Fine Tuning Your Submissions Recap

This Twitter chat was done in August by Stacy Boyd, Susan Litman and Allison Lyons to lead in to So You Think You Can Write. The full recap can be found on the Harlequin Community Forums, but we chose a few appropriate snippets to encourage those polishing their manuscripts and chapters for the SYTYCW contest!

Stacy Boyd (@StacyBoyd) is Senior Editor for Harlequin Desire. Susan Litman (@Susan_Litman) is editor for Harlequin Special Edition and Allison Lyons (@Allison_Lyons) is editor with Harlequin Intrigue.

Q: What is the number one thing that writers can do to fine to their manuscript before sending it to you?
Allison: Great question! I would definitely say you should know which editor to send it to.

Q: What are the most important things the editors will be looking for in submissions?
Allison: I’d say hooking the editor right away is very important.

Q: How about amnesia stories for Special Edition?
Susan Litman: We’d LOVE a good amnesia story at HSE! The magic is in the storytelling/voice, so give it a try!

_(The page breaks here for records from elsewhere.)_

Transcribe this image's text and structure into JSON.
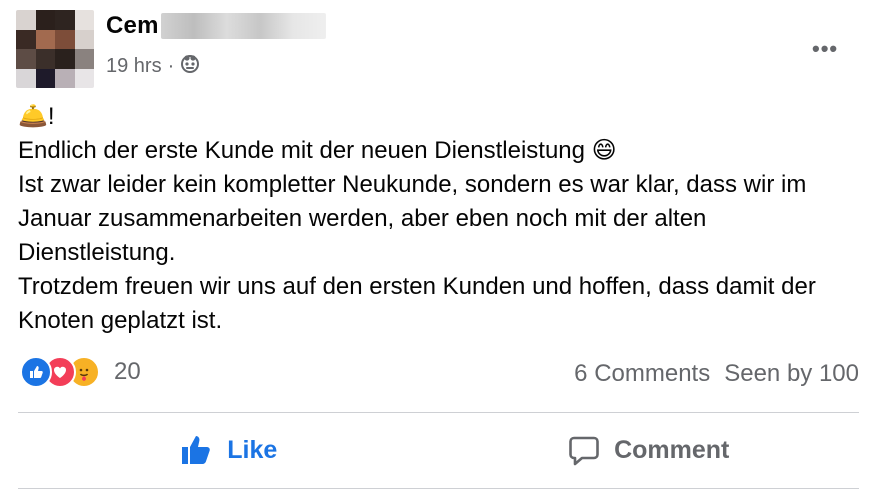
{
  "post": {
    "author_name": "Cem",
    "timestamp": "19 hrs",
    "separator": "·",
    "audience_icon": "friends-icon",
    "more_label": "•••",
    "body_lines": [
      "🛎️!",
      "Endlich der erste Kunde mit der neuen Dienstleistung 😄",
      "Ist zwar leider kein kompletter Neukunde, sondern es war klar, dass wir im Januar zusammenarbeiten werden, aber eben noch mit der alten Dienstleistung.",
      "Trotzdem freuen wir uns auf den ersten Kunden und hoffen, dass damit der Knoten geplatzt ist."
    ]
  },
  "reactions": {
    "icons": [
      "like-icon",
      "love-icon",
      "care-icon"
    ],
    "count": "20",
    "comments": "6 Comments",
    "seen_by": "Seen by 100"
  },
  "actions": {
    "like_label": "Like",
    "comment_label": "Comment"
  },
  "colors": {
    "accent": "#1b74e4",
    "secondary_text": "#65676b",
    "love": "#f33e58",
    "care": "#f7b125",
    "divider": "#ced0d4"
  }
}
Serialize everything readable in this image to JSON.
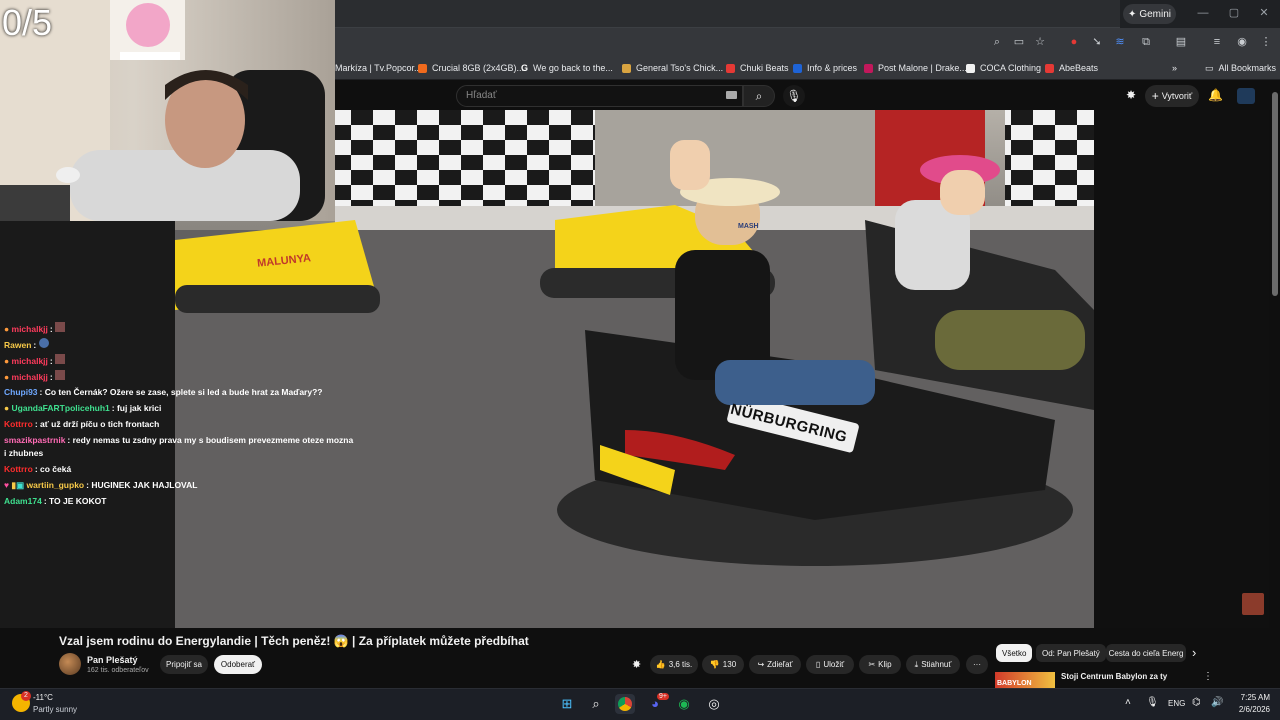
{
  "browser": {
    "gemini_label": "Gemini",
    "bookmarks": [
      {
        "label": "Markíza | Tv.Popcor...",
        "color": "#e8eaed"
      },
      {
        "label": "Crucial 8GB (2x4GB)...",
        "color": "#f06a1d"
      },
      {
        "label": "We go back to the...",
        "color": "#4285f4"
      },
      {
        "label": "General Tso's Chick...",
        "color": "#d9a441"
      },
      {
        "label": "Chuki Beats",
        "color": "#e53935"
      },
      {
        "label": "Info & prices",
        "color": "#1e63d6"
      },
      {
        "label": "Post Malone | Drake...",
        "color": "#c2185b"
      },
      {
        "label": "COCA Clothing",
        "color": "#f1f1f1"
      },
      {
        "label": "AbeBeats",
        "color": "#e53935"
      }
    ],
    "all_bookmarks_label": "All Bookmarks",
    "more_bookmarks_label": "»"
  },
  "youtube": {
    "search_placeholder": "Hľadať",
    "create_label": "Vytvoriť",
    "video_title": "Vzal jsem rodinu do Energylandie | Těch peněz! 😱 | Za příplatek můžete předbíhat",
    "channel_name": "Pan Plešatý",
    "subscribers": "162 tis. odberateľov",
    "join_label": "Pripojiť sa",
    "unsubscribe_label": "Odoberať",
    "likes": "3,6 tis.",
    "dislikes": "130",
    "share_label": "Zdieľať",
    "save_label": "Uložiť",
    "clip_label": "Klip",
    "download_label": "Stiahnuť",
    "more_label": "···",
    "chips": [
      "Všetko",
      "Od: Pan Plešatý",
      "Cesta do cieľa Energ"
    ],
    "chip_next": "›",
    "reco_title": "Stoji Centrum Babylon za ty",
    "reco_thumb_text": "BABYLON LIBEREC"
  },
  "stream": {
    "counter": "0/5",
    "chat": [
      {
        "name": "michalkjj",
        "name_color": "#ff3b5c",
        "message": ""
      },
      {
        "name": "Rawen",
        "name_color": "#f7c948",
        "message": ""
      },
      {
        "name": "michalkjj",
        "name_color": "#ff3b5c",
        "message": ""
      },
      {
        "name": "michalkjj",
        "name_color": "#ff3b5c",
        "message": ""
      },
      {
        "name": "Chupi93",
        "name_color": "#6fa8ff",
        "message": "Co ten Černák? Ožere se zase, splete si led a bude hrat za Maďary??"
      },
      {
        "name": "UgandaFARTpolicehuh1",
        "name_color": "#3fe08f",
        "message": "fuj jak krici"
      },
      {
        "name": "Kottrro",
        "name_color": "#ff2d2d",
        "message": "ať už drží píču o tich frontach"
      },
      {
        "name": "smazikpastrnik",
        "name_color": "#ff6bb5",
        "message": "redy nemas tu zsdny prava my s boudisem prevezmeme oteze mozna"
      },
      {
        "name": "",
        "name_color": "#ffffff",
        "message": "i zhubnes"
      },
      {
        "name": "Kottrro",
        "name_color": "#ff2d2d",
        "message": "co čeká"
      },
      {
        "name": "wartiin_gupko",
        "name_color": "#f7c948",
        "message": "HUGINEK JAK HAJLOVAL"
      },
      {
        "name": "Adam174",
        "name_color": "#3fe08f",
        "message": "TO JE KOKOT"
      }
    ]
  },
  "video_scene": {
    "car_labels": [
      "MALUNYA",
      "NÜRBURGRING",
      "MASH"
    ]
  },
  "taskbar": {
    "weather_temp": "-11°C",
    "weather_desc": "Partly sunny",
    "notification_badge": "2",
    "discord_badge": "9+",
    "language": "ENG",
    "time": "7:25 AM",
    "date": "2/6/2026"
  },
  "colors": {
    "yt_bg": "#0f0f0f",
    "chrome_toolbar": "#35373b",
    "taskbar": "#1c1f26"
  }
}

Stacy Boyd: Voice is very important. Editors will ignore many, many faults if the voice carries us away.

Q: Voice gets confusing for me sometimes. Any tips?
Stacy: Voice is not a style. It’s letting yourself shine through. It’s as if the reader can hear you telling the story.

Q: My newest manuscript has a prologue (hero’s POV) – is it acceptable or should I work it into Chapter 1?
Susan: No way to tell w/out reading. A prologue should heighten tension/conflict/fuel the story, or else pull it.
Stacy: And you might have to fold it in to chapter one anyway due to the word limit.
Susan: A prologue has to have purpose for the overall story, or else it doesn’t add anything.

Q: How much of the internal conflict needs to be made clear in Chapter 1?
Allison: Don’t give all the details in ch 1 but there should be enough to hook the reader and make her want to turn to ch 2.
Susan: You always have to establish the seeds of conflict.Engage our emotions with these characters!
Stacy: Enough to make the reader understand just how high the stakes are for the characters.

Q: I see a lot of the Nocturne are Vampire, Wolves, or witches…Would I be wrong to do a different immortal before?
Stacy: A different immortal could make you stand out.
Susan: Not at all! Nocturne has explored all kinds of immortals!

Q: How is the conflict different in Intrigues than in the lines without a villain?
A: Villains are good source of external conflict, but those actions should be directly related to internal conflict of h/h.

Q: The first chapter really needs to resonate for the competition. Any tips?
Allison: For suspense, start with a bang. Literally. A gunshot.
Stacy: Make that first line and first paragraph count. And leave the reader wanting to turn the page at the end!
Susan: Work on strong, memorable intro of character & setup of conflict.

Great advice that works all year round! Good luck with your submissions–and read and comment on others at Read 1st Chapters!  And check out these editors on Twitter for more insights!